    Meanwhile, Senator Jeff Sessions (R-AL) jumped out of the starting gate with his opposition on the Senate floor today. For a Republican Party that wants to change its image with Latino voters, it’s a dangerous strategy to let Jeff Sessions lead the beginning of the debate.

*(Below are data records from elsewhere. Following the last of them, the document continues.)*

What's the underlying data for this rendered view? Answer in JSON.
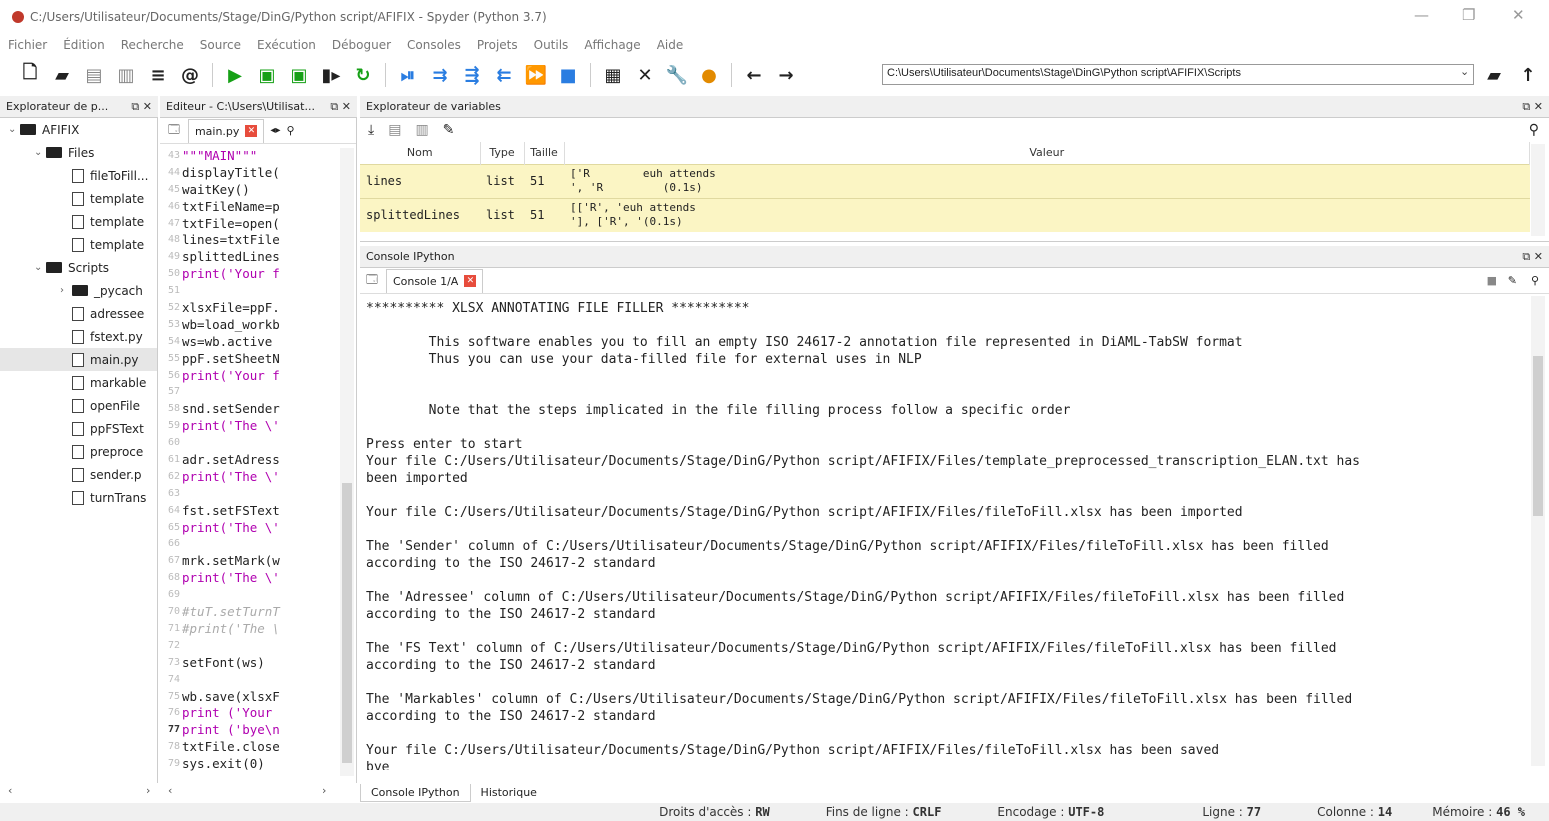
{
  "window": {
    "title": "C:/Users/Utilisateur/Documents/Stage/DinG/Python script/AFIFIX - Spyder (Python 3.7)"
  },
  "menu": [
    "Fichier",
    "Édition",
    "Recherche",
    "Source",
    "Exécution",
    "Déboguer",
    "Consoles",
    "Projets",
    "Outils",
    "Affichage",
    "Aide"
  ],
  "toolbar": {
    "path": "C:\\Users\\Utilisateur\\Documents\\Stage\\DinG\\Python script\\AFIFIX\\Scripts",
    "icons": [
      "new-file",
      "open-folder",
      "save",
      "save-all",
      "list",
      "at",
      "run",
      "run-cell",
      "run-cell-advance",
      "run-selection",
      "rerun",
      "debug",
      "step",
      "step-into",
      "step-return",
      "continue",
      "stop",
      "maximize",
      "fullscreen",
      "preferences",
      "python-path",
      "back",
      "forward",
      "browse",
      "go-parent"
    ]
  },
  "explorer": {
    "title": "Explorateur de p...",
    "items": [
      {
        "label": "AFIFIX",
        "type": "folder",
        "depth": 0,
        "arrow": "v"
      },
      {
        "label": "Files",
        "type": "folder",
        "depth": 1,
        "arrow": "v"
      },
      {
        "label": "fileToFill...",
        "type": "file",
        "depth": 2
      },
      {
        "label": "template",
        "type": "file",
        "depth": 2
      },
      {
        "label": "template",
        "type": "file",
        "depth": 2
      },
      {
        "label": "template",
        "type": "file",
        "depth": 2
      },
      {
        "label": "Scripts",
        "type": "folder",
        "depth": 1,
        "arrow": "v"
      },
      {
        "label": "_pycach",
        "type": "folder",
        "depth": 2,
        "arrow": ">"
      },
      {
        "label": "adressee",
        "type": "file",
        "depth": 2
      },
      {
        "label": "fstext.py",
        "type": "file",
        "depth": 2
      },
      {
        "label": "main.py",
        "type": "file",
        "depth": 2,
        "selected": true
      },
      {
        "label": "markable",
        "type": "file",
        "depth": 2
      },
      {
        "label": "openFile",
        "type": "file",
        "depth": 2
      },
      {
        "label": "ppFSText",
        "type": "file",
        "depth": 2
      },
      {
        "label": "preproce",
        "type": "file",
        "depth": 2
      },
      {
        "label": "sender.p",
        "type": "file",
        "depth": 2
      },
      {
        "label": "turnTrans",
        "type": "file",
        "depth": 2
      }
    ]
  },
  "editor": {
    "title": "Editeur - C:\\Users\\Utilisat...",
    "tab": "main.py",
    "lines": [
      {
        "n": "43",
        "t": "\"\"\"MAIN\"\"\"",
        "k": "str"
      },
      {
        "n": "44",
        "t": "displayTitle(",
        "k": ""
      },
      {
        "n": "45",
        "t": "waitKey()",
        "k": ""
      },
      {
        "n": "46",
        "t": "txtFileName=p",
        "k": ""
      },
      {
        "n": "47",
        "t": "txtFile=open(",
        "k": ""
      },
      {
        "n": "48",
        "t": "lines=txtFile",
        "k": ""
      },
      {
        "n": "49",
        "t": "splittedLines",
        "k": ""
      },
      {
        "n": "50",
        "t": "print('Your f",
        "k": "str"
      },
      {
        "n": "51",
        "t": "",
        "k": ""
      },
      {
        "n": "52",
        "t": "xlsxFile=ppF.",
        "k": ""
      },
      {
        "n": "53",
        "t": "wb=load_workb",
        "k": ""
      },
      {
        "n": "54",
        "t": "ws=wb.active",
        "k": ""
      },
      {
        "n": "55",
        "t": "ppF.setSheetN",
        "k": ""
      },
      {
        "n": "56",
        "t": "print('Your f",
        "k": "str"
      },
      {
        "n": "57",
        "t": "",
        "k": ""
      },
      {
        "n": "58",
        "t": "snd.setSender",
        "k": ""
      },
      {
        "n": "59",
        "t": "print('The \\'",
        "k": "str"
      },
      {
        "n": "60",
        "t": "",
        "k": ""
      },
      {
        "n": "61",
        "t": "adr.setAdress",
        "k": ""
      },
      {
        "n": "62",
        "t": "print('The \\'",
        "k": "str"
      },
      {
        "n": "63",
        "t": "",
        "k": ""
      },
      {
        "n": "64",
        "t": "fst.setFSText",
        "k": ""
      },
      {
        "n": "65",
        "t": "print('The \\'",
        "k": "str"
      },
      {
        "n": "66",
        "t": "",
        "k": ""
      },
      {
        "n": "67",
        "t": "mrk.setMark(w",
        "k": ""
      },
      {
        "n": "68",
        "t": "print('The \\'",
        "k": "str"
      },
      {
        "n": "69",
        "t": "",
        "k": ""
      },
      {
        "n": "70",
        "t": "#tuT.setTurnT",
        "k": "cm"
      },
      {
        "n": "71",
        "t": "#print('The \\",
        "k": "cm"
      },
      {
        "n": "72",
        "t": "",
        "k": ""
      },
      {
        "n": "73",
        "t": "setFont(ws)",
        "k": ""
      },
      {
        "n": "74",
        "t": "",
        "k": ""
      },
      {
        "n": "75",
        "t": "wb.save(xlsxF",
        "k": ""
      },
      {
        "n": "76",
        "t": "print ('Your",
        "k": "str"
      },
      {
        "n": "77",
        "t": "print ('bye\\n",
        "k": "str",
        "cur": true
      },
      {
        "n": "78",
        "t": "txtFile.close",
        "k": ""
      },
      {
        "n": "79",
        "t": "sys.exit(0)",
        "k": ""
      }
    ]
  },
  "variables": {
    "title": "Explorateur de variables",
    "columns": [
      "Nom",
      "Type",
      "Taille",
      "Valeur"
    ],
    "rows": [
      {
        "name": "lines",
        "type": "list",
        "size": "51",
        "value": "['R        euh attends\n', 'R         (0.1s)"
      },
      {
        "name": "splittedLines",
        "type": "list",
        "size": "51",
        "value": "[['R', 'euh attends\n'], ['R', '(0.1s)"
      }
    ]
  },
  "console": {
    "title": "Console IPython",
    "tab": "Console 1/A",
    "text": "********** XLSX ANNOTATING FILE FILLER **********\n\n        This software enables you to fill an empty ISO 24617-2 annotation file represented in DiAML-TabSW format\n        Thus you can use your data-filled file for external uses in NLP\n\n\n        Note that the steps implicated in the file filling process follow a specific order\n\nPress enter to start\nYour file C:/Users/Utilisateur/Documents/Stage/DinG/Python script/AFIFIX/Files/template_preprocessed_transcription_ELAN.txt has\nbeen imported\n\nYour file C:/Users/Utilisateur/Documents/Stage/DinG/Python script/AFIFIX/Files/fileToFill.xlsx has been imported\n\nThe 'Sender' column of C:/Users/Utilisateur/Documents/Stage/DinG/Python script/AFIFIX/Files/fileToFill.xlsx has been filled\naccording to the ISO 24617-2 standard\n\nThe 'Adressee' column of C:/Users/Utilisateur/Documents/Stage/DinG/Python script/AFIFIX/Files/fileToFill.xlsx has been filled\naccording to the ISO 24617-2 standard\n\nThe 'FS Text' column of C:/Users/Utilisateur/Documents/Stage/DinG/Python script/AFIFIX/Files/fileToFill.xlsx has been filled\naccording to the ISO 24617-2 standard\n\nThe 'Markables' column of C:/Users/Utilisateur/Documents/Stage/DinG/Python script/AFIFIX/Files/fileToFill.xlsx has been filled\naccording to the ISO 24617-2 standard\n\nYour file C:/Users/Utilisateur/Documents/Stage/DinG/Python script/AFIFIX/Files/fileToFill.xlsx has been saved\nbye"
  },
  "bottom_tabs": [
    "Console IPython",
    "Historique"
  ],
  "status": {
    "access_label": "Droits d'accès :",
    "access": "RW",
    "eol_label": "Fins de ligne :",
    "eol": "CRLF",
    "enc_label": "Encodage :",
    "enc": "UTF-8",
    "line_label": "Ligne :",
    "line": "77",
    "col_label": "Colonne :",
    "col": "14",
    "mem_label": "Mémoire :",
    "mem": "46 %"
  }
}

  • The House GOP Leadership Let Extremists take over the Reins While Bipartisan Group Forges On: This week Congressman Raul Labrador (R-ID) announced that he is no longer a part of the House bipartisan group. At the same time, the group announced that they are closer than ever to finalizing a bill–and even picked up the endorsement of Congressman Paul Ryan (R-WI).  Meanwhile, House Judiciary Committee Chairman Bob Goodlatte (R-VA) and Immigration Subcommittee Chairman Trey Gowdy (R-SC) are moving a bill that would expand Arizona’s SB 1070 to the rest of the nation and turn every law enforcement officer into an immigration agent. Congressman Steve King (R-IA) is also up to his old antics: this week Republicans passed an appropriations amendment filed late the night before by Rep. King that attacks DREAMers who have grown up in America and are American in all but paperwork.  The amendment to the Homeland Security Appropriations bill (which will certainly not survive the Senate) would restrict DHS from using any discretion in immigration enforcement, effectively undoing the Deferred Action for Childhood Arrivals (DACA) program and placing all DREAMers (even those who have received DACA approval) at risk of deportation. If the Republican Party does not want to be driven into oblivion, leaders like Speaker Boehner and House Majority Leader Eric Cantor will have to stand up to the Steve Kings of the world and work to pass real immigration reform with a path to citizenship.  The choice before Boehner and Cantor is clear: lead the Party in a fundamentally different immigration policy direction and improve its electoral competitiveness in the process, or let the GOP continue to be defined by the extremists. As Republican strategist Karl Rove warns in a new Wall Street Journal column of the impending Senate floor and amendment process, “Republicans must consider the impressions they will create by what they say, the changes they propose and their votes on the final product.”